TASK TO CARRY OUT:
Below are records. Return each one exactly as written.

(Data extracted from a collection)

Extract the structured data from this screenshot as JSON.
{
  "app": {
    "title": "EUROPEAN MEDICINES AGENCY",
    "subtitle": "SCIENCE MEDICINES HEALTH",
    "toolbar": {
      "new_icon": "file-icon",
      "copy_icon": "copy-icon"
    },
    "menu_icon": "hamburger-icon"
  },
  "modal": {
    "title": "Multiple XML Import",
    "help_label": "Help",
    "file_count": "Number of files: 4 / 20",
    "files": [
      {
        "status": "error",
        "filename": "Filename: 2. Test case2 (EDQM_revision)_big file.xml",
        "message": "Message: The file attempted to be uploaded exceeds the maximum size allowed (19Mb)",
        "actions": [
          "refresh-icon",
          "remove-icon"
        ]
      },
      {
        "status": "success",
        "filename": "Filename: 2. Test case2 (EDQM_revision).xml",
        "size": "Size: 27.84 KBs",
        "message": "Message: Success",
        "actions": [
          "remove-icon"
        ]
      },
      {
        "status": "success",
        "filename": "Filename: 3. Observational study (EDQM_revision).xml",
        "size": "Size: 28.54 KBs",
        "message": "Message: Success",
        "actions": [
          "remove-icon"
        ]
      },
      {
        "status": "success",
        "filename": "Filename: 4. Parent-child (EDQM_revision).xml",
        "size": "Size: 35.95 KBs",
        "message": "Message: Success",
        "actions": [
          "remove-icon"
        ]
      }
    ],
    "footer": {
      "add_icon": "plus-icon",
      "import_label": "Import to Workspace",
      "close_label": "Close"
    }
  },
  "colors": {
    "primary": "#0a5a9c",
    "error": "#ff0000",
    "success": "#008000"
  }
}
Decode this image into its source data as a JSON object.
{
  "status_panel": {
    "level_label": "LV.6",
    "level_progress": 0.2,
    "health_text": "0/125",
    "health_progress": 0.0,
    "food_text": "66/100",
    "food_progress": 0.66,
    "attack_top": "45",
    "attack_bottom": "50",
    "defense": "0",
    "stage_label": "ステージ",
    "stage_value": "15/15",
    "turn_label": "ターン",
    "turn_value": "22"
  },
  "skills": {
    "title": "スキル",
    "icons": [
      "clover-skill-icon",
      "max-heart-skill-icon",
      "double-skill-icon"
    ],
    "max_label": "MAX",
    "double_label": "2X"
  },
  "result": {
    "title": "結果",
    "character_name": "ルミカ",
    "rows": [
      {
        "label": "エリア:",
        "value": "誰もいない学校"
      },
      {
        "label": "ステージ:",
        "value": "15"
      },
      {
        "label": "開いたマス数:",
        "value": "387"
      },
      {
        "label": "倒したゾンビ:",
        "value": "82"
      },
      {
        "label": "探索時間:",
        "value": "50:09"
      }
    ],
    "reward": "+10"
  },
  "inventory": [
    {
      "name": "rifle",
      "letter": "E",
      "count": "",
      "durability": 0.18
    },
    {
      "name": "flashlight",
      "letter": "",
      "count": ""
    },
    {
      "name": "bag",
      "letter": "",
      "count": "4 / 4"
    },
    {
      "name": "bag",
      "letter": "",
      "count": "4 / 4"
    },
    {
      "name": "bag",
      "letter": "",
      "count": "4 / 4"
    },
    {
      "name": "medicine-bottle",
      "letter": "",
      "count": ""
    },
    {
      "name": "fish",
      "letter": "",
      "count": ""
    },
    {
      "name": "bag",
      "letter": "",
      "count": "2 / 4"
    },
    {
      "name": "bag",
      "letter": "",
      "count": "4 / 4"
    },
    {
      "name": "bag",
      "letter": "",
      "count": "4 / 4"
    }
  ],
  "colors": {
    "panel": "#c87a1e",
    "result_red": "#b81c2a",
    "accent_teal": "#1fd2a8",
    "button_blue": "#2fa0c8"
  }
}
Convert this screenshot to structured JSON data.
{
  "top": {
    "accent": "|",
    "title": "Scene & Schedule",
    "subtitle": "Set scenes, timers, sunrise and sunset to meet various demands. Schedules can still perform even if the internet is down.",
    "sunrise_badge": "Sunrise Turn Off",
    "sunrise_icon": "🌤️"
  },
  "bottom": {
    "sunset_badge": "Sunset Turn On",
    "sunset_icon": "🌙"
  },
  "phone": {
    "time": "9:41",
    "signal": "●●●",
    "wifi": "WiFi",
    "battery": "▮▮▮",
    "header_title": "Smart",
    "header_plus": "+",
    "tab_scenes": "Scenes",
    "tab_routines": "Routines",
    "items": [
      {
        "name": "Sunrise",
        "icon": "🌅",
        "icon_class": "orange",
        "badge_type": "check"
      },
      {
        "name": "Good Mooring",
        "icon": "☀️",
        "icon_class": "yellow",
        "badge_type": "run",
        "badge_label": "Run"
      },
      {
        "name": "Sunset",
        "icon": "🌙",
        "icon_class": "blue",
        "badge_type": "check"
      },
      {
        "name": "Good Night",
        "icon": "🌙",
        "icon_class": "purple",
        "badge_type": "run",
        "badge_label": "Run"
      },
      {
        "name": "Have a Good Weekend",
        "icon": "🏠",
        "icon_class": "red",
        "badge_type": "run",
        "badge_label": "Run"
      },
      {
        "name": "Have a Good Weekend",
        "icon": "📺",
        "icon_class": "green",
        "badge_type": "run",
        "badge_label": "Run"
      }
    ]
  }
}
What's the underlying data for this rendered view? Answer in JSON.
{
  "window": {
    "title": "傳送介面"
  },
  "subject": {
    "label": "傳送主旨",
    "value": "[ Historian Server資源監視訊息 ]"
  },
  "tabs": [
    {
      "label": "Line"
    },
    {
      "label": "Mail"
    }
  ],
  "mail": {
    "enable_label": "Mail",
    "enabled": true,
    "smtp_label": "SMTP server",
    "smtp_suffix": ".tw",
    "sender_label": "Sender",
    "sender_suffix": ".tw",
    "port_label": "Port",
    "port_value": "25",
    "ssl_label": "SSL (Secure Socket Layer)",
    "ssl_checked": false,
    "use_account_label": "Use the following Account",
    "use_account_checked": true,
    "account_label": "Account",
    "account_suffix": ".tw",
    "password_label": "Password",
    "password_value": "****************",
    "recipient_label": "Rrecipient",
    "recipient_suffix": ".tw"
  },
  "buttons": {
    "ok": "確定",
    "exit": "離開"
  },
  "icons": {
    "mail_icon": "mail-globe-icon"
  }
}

THE COMPLETED TASK:
Extract the structured data from this screenshot as JSON.
{
  "app": {
    "title": "EUROPEAN MEDICINES AGENCY",
    "subtitle": "SCIENCE MEDICINES HEALTH",
    "toolbar": {
      "new_icon": "file-icon",
      "copy_icon": "copy-icon"
    },
    "menu_icon": "hamburger-icon"
  },
  "modal": {
    "title": "Multiple XML Import",
    "help_label": "Help",
    "file_count": "Number of files: 4 / 20",
    "files": [
      {
        "status": "error",
        "filename": "Filename: 2. Test case2 (EDQM_revision)_big file.xml",
        "message": "Message: The file attempted to be uploaded exceeds the maximum size allowed (19Mb)",
        "actions": [
          "refresh-icon",
          "remove-icon"
        ]
      },
      {
        "status": "success",
        "filename": "Filename: 2. Test case2 (EDQM_revision).xml",
        "size": "Size: 27.84 KBs",
        "message": "Message: Success",
        "actions": [
          "remove-icon"
        ]
      },
      {
        "status": "success",
        "filename": "Filename: 3. Observational study (EDQM_revision).xml",
        "size": "Size: 28.54 KBs",
        "message": "Message: Success",
        "actions": [
          "remove-icon"
        ]
      },
      {
        "status": "success",
        "filename": "Filename: 4. Parent-child (EDQM_revision).xml",
        "size": "Size: 35.95 KBs",
        "message": "Message: Success",
        "actions": [
          "remove-icon"
        ]
      }
    ],
    "footer": {
      "add_icon": "plus-icon",
      "import_label": "Import to Workspace",
      "close_label": "Close"
    }
  },
  "colors": {
    "primary": "#0a5a9c",
    "error": "#ff0000",
    "success": "#008000"
  }
}
Decode this image into its source data as a JSON object.
{
  "status_panel": {
    "level_label": "LV.6",
    "level_progress": 0.2,
    "health_text": "0/125",
    "health_progress": 0.0,
    "food_text": "66/100",
    "food_progress": 0.66,
    "attack_top": "45",
    "attack_bottom": "50",
    "defense": "0",
    "stage_label": "ステージ",
    "stage_value": "15/15",
    "turn_label": "ターン",
    "turn_value": "22"
  },
  "skills": {
    "title": "スキル",
    "icons": [
      "clover-skill-icon",
      "max-heart-skill-icon",
      "double-skill-icon"
    ],
    "max_label": "MAX",
    "double_label": "2X"
  },
  "result": {
    "title": "結果",
    "character_name": "ルミカ",
    "rows": [
      {
        "label": "エリア:",
        "value": "誰もいない学校"
      },
      {
        "label": "ステージ:",
        "value": "15"
      },
      {
        "label": "開いたマス数:",
        "value": "387"
      },
      {
        "label": "倒したゾンビ:",
        "value": "82"
      },
      {
        "label": "探索時間:",
        "value": "50:09"
      }
    ],
    "reward": "+10"
  },
  "inventory": [
    {
      "name": "rifle",
      "letter": "E",
      "count": "",
      "durability": 0.18
    },
    {
      "name": "flashlight",
      "letter": "",
      "count": ""
    },
    {
      "name": "bag",
      "letter": "",
      "count": "4 / 4"
    },
    {
      "name": "bag",
      "letter": "",
      "count": "4 / 4"
    },
    {
      "name": "bag",
      "letter": "",
      "count": "4 / 4"
    },
    {
      "name": "medicine-bottle",
      "letter": "",
      "count": ""
    },
    {
      "name": "fish",
      "letter": "",
      "count": ""
    },
    {
      "name": "bag",
      "letter": "",
      "count": "2 / 4"
    },
    {
      "name": "bag",
      "letter": "",
      "count": "4 / 4"
    },
    {
      "name": "bag",
      "letter": "",
      "count": "4 / 4"
    }
  ],
  "colors": {
    "panel": "#c87a1e",
    "result_red": "#b81c2a",
    "accent_teal": "#1fd2a8",
    "button_blue": "#2fa0c8"
  }
}
Convert this screenshot to structured JSON data.
{
  "top": {
    "accent": "|",
    "title": "Scene & Schedule",
    "subtitle": "Set scenes, timers, sunrise and sunset to meet various demands. Schedules can still perform even if the internet is down.",
    "sunrise_badge": "Sunrise Turn Off",
    "sunrise_icon": "🌤️"
  },
  "bottom": {
    "sunset_badge": "Sunset Turn On",
    "sunset_icon": "🌙"
  },
  "phone": {
    "time": "9:41",
    "signal": "●●●",
    "wifi": "WiFi",
    "battery": "▮▮▮",
    "header_title": "Smart",
    "header_plus": "+",
    "tab_scenes": "Scenes",
    "tab_routines": "Routines",
    "items": [
      {
        "name": "Sunrise",
        "icon": "🌅",
        "icon_class": "orange",
        "badge_type": "check"
      },
      {
        "name": "Good Mooring",
        "icon": "☀️",
        "icon_class": "yellow",
        "badge_type": "run",
        "badge_label": "Run"
      },
      {
        "name": "Sunset",
        "icon": "🌙",
        "icon_class": "blue",
        "badge_type": "check"
      },
      {
        "name": "Good Night",
        "icon": "🌙",
        "icon_class": "purple",
        "badge_type": "run",
        "badge_label": "Run"
      },
      {
        "name": "Have a Good Weekend",
        "icon": "🏠",
        "icon_class": "red",
        "badge_type": "run",
        "badge_label": "Run"
      },
      {
        "name": "Have a Good Weekend",
        "icon": "📺",
        "icon_class": "green",
        "badge_type": "run",
        "badge_label": "Run"
      }
    ]
  }
}
What's the underlying data for this rendered view? Answer in JSON.
{
  "window": {
    "title": "傳送介面"
  },
  "subject": {
    "label": "傳送主旨",
    "value": "[ Historian Server資源監視訊息 ]"
  },
  "tabs": [
    {
      "label": "Line"
    },
    {
      "label": "Mail"
    }
  ],
  "mail": {
    "enable_label": "Mail",
    "enabled": true,
    "smtp_label": "SMTP server",
    "smtp_suffix": ".tw",
    "sender_label": "Sender",
    "sender_suffix": ".tw",
    "port_label": "Port",
    "port_value": "25",
    "ssl_label": "SSL (Secure Socket Layer)",
    "ssl_checked": false,
    "use_account_label": "Use the following Account",
    "use_account_checked": true,
    "account_label": "Account",
    "account_suffix": ".tw",
    "password_label": "Password",
    "password_value": "****************",
    "recipient_label": "Rrecipient",
    "recipient_suffix": ".tw"
  },
  "buttons": {
    "ok": "確定",
    "exit": "離開"
  },
  "icons": {
    "mail_icon": "mail-globe-icon"
  }
}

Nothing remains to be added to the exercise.